I understand how the two present a dichotomy of how my reputation can vary, but that is how I perceive my own reputation to be. There can be no fixed truth to your reputation other than some aspects of it, such as your productivity as a person, or your creativity, or your tardiness, among other things. While I left work thinking I may have been responsible for a lot of damage to the project I was tasked with, I was given a glowing report by my previously-thought-to-be annoyed supervisor to the "mother" figure, meaning the founder of the organization, who promised me that my work had convinced her to welcome me with open arms should I ever want to join the organization. In contrast to that, my reputation to my family has not changed much, and I face the repercussions of that on a daily basis.

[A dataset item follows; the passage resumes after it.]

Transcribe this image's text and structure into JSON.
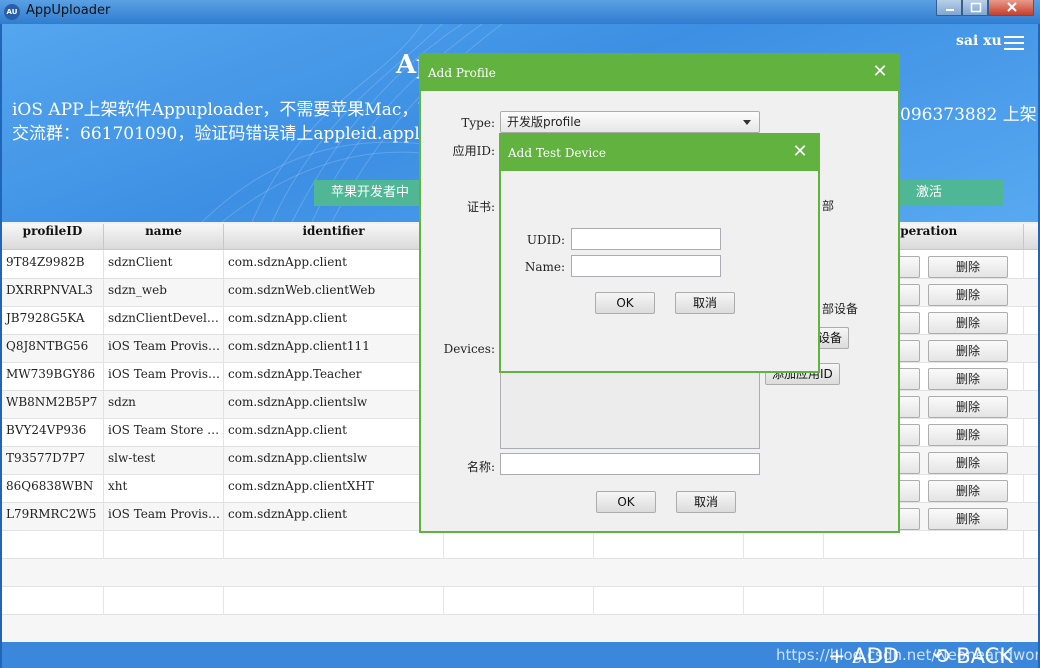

In conclusion, a person's reputation varies in accordance to the context of the environment she/he is present in. Reputation may vary across family, work, friends, and now even social media. Possibly, only your family really knows how you actually are.


  1. It's interesting to think that reputation depends on context. You talked about work at the non-profit and in the family. Is it different at school? Have you established a reputation in that setting?

    1. It's difficult to ascertain your reputation at school i.e. University unless you have a solid "foundation", as I would like to call it.
      My own situation/time at the U of I has been the absolute most tumultuous time of my life, and it's possible I'm more of a statistic than a person in terms of reputation. That may be going to the extreme, but again, that's just my own opinion.